De Niro plays Rupert Pupkin a stand-up comic that wants the fame that his idol Jerry Langford has. He obsesses over the famous late night television host, tries to get him to listen to his material, stalks him incessantly and eventually, abducts him in exchange for an opening monologue spot on his show. Pupkin succeeds and even if you kind of know he will, to some extent, it’s the journey from point A to point B that makes the story so engaging.
In a lot of ways, this has some similarities to another Scorsese and De Niro collaboration: Taxi Driver. I guess that is why both movies are being heavily borrowed from for the upcoming Joker movie.
Both films follow a man losing himself within New York City.
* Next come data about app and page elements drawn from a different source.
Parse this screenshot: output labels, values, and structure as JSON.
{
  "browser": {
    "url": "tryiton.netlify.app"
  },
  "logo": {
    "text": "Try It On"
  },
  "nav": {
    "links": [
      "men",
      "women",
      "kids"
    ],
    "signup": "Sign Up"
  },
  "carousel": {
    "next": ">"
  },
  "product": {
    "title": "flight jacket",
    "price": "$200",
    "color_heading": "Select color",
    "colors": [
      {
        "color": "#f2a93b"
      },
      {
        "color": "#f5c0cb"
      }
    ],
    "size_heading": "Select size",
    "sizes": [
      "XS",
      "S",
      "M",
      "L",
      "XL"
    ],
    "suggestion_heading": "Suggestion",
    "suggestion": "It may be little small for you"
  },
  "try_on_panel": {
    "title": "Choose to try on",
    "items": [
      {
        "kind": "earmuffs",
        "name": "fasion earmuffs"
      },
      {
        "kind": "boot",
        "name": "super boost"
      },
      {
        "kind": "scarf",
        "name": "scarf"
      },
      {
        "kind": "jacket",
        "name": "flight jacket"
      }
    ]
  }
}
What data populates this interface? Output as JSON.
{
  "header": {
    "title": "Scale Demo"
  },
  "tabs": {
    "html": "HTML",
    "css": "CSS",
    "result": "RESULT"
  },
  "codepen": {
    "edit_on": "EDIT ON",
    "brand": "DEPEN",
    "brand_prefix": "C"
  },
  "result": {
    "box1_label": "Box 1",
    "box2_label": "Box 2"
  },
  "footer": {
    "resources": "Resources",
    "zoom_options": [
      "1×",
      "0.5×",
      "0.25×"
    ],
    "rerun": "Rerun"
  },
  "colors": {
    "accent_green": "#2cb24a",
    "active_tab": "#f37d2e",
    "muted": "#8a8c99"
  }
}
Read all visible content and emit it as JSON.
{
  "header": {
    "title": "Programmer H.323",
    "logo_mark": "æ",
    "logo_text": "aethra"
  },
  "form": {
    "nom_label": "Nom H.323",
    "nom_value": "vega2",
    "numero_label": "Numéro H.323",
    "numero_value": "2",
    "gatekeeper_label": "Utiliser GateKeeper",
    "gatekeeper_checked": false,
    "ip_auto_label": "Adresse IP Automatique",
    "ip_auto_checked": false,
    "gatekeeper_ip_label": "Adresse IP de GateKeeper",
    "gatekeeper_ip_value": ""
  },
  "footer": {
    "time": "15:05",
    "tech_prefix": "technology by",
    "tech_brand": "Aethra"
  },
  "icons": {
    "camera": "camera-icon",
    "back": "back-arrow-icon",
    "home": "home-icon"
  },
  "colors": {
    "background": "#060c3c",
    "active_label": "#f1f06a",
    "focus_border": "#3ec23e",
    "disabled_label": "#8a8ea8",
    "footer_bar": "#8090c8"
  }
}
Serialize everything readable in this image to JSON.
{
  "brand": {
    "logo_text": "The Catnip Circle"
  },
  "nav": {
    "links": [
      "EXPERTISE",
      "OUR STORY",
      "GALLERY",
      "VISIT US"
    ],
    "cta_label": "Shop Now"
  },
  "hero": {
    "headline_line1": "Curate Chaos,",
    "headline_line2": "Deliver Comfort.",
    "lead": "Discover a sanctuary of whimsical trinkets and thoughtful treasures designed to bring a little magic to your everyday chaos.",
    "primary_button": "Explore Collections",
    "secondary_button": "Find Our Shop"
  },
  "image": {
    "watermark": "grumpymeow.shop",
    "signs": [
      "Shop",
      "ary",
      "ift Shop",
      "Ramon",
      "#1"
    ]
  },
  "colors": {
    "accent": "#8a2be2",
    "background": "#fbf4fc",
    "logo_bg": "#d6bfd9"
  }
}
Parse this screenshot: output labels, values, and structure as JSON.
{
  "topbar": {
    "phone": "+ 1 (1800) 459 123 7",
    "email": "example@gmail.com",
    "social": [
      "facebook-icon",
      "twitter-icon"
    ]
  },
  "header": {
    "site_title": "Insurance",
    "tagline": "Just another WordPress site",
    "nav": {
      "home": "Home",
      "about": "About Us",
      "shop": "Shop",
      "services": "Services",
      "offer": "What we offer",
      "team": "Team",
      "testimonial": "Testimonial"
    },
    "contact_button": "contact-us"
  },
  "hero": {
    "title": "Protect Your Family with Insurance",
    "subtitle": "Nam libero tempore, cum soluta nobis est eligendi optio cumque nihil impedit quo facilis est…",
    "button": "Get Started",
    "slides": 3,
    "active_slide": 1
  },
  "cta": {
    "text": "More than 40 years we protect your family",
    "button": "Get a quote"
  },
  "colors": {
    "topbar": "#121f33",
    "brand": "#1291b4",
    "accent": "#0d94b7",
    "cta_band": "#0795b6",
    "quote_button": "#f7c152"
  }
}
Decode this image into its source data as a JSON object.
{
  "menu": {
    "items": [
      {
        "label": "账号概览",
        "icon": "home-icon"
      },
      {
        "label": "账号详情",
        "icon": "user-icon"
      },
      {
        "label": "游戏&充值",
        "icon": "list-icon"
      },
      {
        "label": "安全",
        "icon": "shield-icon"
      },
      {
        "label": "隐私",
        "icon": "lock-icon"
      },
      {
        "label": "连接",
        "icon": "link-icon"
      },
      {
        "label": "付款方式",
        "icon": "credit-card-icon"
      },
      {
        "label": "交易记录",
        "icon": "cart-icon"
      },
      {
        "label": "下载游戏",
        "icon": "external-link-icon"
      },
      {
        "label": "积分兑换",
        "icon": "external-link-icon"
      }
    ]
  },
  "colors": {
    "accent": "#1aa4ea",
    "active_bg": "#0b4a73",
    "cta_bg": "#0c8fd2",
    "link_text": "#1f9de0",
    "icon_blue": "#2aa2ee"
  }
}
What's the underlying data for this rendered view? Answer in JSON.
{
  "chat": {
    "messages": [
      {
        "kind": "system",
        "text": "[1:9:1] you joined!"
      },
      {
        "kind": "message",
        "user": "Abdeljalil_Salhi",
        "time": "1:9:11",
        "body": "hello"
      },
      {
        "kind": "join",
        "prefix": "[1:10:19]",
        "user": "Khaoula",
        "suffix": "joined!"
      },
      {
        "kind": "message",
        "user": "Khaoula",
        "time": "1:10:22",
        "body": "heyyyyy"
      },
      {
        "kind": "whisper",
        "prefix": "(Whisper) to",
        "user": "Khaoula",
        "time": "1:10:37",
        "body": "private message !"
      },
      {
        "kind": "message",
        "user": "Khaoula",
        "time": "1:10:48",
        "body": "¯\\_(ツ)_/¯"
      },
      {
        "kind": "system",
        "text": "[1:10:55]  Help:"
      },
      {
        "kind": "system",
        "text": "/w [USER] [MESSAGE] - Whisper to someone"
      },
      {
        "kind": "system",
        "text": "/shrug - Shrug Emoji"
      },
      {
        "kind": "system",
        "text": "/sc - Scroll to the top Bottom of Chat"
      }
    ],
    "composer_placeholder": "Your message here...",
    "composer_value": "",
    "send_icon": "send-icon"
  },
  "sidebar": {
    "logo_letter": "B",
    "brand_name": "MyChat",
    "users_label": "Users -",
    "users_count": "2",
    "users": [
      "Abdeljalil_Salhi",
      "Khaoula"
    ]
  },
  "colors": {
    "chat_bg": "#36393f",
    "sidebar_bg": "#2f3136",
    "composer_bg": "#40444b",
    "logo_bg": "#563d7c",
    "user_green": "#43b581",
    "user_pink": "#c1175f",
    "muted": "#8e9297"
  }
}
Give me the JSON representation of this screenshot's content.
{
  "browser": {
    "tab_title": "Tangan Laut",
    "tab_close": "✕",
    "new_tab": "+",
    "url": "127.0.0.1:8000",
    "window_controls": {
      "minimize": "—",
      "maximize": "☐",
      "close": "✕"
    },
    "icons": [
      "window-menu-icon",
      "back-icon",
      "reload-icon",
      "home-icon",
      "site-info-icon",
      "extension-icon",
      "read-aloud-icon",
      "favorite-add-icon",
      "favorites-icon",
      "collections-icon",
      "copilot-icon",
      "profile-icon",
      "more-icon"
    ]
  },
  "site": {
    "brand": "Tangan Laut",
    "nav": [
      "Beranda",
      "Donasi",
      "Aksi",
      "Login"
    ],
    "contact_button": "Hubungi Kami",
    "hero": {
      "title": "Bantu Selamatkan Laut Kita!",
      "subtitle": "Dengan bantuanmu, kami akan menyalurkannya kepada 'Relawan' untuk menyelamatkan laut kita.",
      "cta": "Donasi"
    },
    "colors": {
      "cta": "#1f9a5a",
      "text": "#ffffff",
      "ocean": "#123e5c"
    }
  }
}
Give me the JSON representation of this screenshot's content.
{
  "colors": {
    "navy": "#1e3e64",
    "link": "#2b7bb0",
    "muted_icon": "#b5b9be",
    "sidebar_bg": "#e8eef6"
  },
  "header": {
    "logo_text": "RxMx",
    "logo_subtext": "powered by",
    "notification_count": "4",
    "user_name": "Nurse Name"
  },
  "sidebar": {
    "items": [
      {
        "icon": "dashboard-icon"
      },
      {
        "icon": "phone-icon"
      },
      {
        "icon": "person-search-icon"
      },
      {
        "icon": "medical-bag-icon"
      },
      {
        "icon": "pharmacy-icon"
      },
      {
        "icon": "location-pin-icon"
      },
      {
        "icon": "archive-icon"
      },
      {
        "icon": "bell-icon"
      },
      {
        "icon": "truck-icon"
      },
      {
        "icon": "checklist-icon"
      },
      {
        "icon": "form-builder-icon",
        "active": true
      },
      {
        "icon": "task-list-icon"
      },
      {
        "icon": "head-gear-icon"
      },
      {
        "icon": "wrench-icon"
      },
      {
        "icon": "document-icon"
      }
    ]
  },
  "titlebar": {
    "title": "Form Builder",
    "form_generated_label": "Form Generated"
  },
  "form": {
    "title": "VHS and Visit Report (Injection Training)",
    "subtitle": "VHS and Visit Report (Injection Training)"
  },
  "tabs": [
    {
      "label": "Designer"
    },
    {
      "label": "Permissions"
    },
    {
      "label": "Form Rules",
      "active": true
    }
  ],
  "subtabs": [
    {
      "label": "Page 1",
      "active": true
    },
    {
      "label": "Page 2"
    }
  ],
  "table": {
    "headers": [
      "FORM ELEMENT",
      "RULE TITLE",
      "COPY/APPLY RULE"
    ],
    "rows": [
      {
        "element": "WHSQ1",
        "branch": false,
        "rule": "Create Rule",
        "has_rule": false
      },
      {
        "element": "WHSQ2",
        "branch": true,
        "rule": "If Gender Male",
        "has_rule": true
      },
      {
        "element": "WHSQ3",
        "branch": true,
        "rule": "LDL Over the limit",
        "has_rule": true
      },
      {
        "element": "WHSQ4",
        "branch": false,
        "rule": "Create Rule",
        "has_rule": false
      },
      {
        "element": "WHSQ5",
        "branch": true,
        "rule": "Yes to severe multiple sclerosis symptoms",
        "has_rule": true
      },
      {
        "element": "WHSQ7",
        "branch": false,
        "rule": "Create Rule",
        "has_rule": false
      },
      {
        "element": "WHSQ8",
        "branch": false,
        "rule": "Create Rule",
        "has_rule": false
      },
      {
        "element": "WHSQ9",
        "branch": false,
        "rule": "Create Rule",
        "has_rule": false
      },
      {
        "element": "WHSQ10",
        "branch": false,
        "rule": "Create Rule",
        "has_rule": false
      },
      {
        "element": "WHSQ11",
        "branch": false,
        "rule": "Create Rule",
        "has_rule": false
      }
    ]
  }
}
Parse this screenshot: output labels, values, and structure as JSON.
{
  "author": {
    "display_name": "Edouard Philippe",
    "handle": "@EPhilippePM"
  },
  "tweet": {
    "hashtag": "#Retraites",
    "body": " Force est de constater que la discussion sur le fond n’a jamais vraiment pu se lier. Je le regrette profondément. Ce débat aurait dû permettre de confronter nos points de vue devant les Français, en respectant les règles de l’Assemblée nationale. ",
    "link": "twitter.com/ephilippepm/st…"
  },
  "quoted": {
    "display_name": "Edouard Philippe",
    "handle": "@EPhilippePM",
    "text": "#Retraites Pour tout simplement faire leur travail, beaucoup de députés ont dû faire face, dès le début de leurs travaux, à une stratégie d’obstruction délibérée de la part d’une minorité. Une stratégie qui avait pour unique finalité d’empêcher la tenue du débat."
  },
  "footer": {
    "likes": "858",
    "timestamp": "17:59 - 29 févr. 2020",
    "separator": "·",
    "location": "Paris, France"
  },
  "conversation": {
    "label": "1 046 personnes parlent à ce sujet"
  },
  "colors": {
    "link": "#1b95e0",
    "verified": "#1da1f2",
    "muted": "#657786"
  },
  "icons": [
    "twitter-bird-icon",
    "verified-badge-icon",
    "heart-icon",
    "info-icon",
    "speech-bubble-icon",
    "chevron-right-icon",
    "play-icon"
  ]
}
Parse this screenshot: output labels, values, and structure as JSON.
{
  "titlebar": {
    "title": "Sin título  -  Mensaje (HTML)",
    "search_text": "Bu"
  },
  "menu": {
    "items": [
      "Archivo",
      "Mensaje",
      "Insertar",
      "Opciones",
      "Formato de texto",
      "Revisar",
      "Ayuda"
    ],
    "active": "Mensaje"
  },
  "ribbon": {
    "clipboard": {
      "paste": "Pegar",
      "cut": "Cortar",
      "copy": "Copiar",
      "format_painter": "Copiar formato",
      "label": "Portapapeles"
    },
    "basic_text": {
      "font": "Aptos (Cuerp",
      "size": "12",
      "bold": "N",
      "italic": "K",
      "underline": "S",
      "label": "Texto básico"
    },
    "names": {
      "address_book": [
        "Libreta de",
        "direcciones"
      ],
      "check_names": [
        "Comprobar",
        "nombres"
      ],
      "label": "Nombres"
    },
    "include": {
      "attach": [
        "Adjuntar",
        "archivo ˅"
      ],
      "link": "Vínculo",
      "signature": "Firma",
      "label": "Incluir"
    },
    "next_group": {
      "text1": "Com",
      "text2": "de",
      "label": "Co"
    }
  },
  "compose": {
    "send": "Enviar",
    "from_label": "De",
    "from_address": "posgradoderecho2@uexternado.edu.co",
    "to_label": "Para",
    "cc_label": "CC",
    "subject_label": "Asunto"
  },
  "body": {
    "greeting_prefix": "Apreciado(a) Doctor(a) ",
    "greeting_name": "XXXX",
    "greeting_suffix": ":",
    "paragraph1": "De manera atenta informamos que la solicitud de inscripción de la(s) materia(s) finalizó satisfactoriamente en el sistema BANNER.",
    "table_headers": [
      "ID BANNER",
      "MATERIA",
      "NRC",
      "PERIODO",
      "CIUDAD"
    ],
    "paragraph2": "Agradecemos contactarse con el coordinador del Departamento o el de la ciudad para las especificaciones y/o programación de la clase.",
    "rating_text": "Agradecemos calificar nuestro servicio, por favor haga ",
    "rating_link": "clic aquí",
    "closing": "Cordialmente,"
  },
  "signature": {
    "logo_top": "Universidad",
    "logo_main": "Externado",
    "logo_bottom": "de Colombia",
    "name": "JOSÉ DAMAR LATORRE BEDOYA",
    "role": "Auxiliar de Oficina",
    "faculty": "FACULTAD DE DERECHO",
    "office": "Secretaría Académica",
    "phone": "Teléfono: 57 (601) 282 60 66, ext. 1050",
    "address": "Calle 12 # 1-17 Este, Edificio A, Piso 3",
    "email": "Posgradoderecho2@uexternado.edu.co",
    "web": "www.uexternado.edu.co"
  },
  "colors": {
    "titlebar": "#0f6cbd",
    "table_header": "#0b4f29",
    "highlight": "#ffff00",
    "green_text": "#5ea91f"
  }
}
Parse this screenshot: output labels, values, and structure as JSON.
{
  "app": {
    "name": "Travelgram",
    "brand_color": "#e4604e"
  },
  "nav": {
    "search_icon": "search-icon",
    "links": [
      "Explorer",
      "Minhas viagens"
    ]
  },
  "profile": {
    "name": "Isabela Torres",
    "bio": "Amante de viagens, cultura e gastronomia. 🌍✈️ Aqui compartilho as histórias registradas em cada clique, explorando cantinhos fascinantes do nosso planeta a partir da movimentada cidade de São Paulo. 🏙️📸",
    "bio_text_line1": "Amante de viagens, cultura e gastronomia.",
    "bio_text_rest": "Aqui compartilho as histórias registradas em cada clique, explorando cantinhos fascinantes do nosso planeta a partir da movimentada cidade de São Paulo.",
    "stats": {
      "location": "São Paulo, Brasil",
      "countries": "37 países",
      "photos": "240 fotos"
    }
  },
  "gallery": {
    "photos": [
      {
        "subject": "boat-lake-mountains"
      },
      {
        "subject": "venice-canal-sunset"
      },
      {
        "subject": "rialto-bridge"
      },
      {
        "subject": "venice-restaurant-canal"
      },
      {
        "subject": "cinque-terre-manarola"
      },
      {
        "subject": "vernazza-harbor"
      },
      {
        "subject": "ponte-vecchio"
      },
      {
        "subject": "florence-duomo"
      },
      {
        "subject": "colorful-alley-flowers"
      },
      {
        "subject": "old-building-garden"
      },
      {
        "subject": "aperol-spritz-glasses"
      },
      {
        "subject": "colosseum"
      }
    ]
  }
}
Both men also go to extremes by the end of the film. Neither are really good men but it’s hard not to cheer for them at the same time.
While this is not the near masterpiece that Taxi Driver was, it’s still a visually stunning and dramatic film that is boosted by its onscreen talent.
I’ve never been a fan of Jerry Lewis’ style of comedy but seeing him get to be dramatic and play his role more like a straight man than a buffoon was really damn cool. Also, Lewis is a talented guy, even if his comedy doesn’t resonate with me. The guy is a legend for a reason and seeing him basically play a fictionalized version of himself, here, was refreshing and he certainly impressed me.
I think the real scene stealer though is Sandra Bernhard. Man, she is so damn good in this and she plays crazy well. She’s mostly an obsessed groupie but you can sympathize with her. And a lot of that is due to the writing and the direction of Scorsese but I don’t know who else could’ve pulled her character off with the right sort of personality and tone that Bernhard has.
Initially, when this film came out, it bombed pretty hard. And even though it has built up a good reputation in the years since, it isn’t one of Scorsese’s best. It is still a very good film, though, and I don’t think that it should be overlooked for those trying to experience more of Scorsese’s older oeuvre. It has similarities to his other early works and feels like a natural extension of them. It certainly taps into the same sort of ’70s (and into the early ’80s) New York City vibe that his films from this era had.
Plus, the performances in this really make it worth your while.
Pairs well with: the other Scorsese films starring Robert De Niro: Taxi Driver, Raging Bull, etc.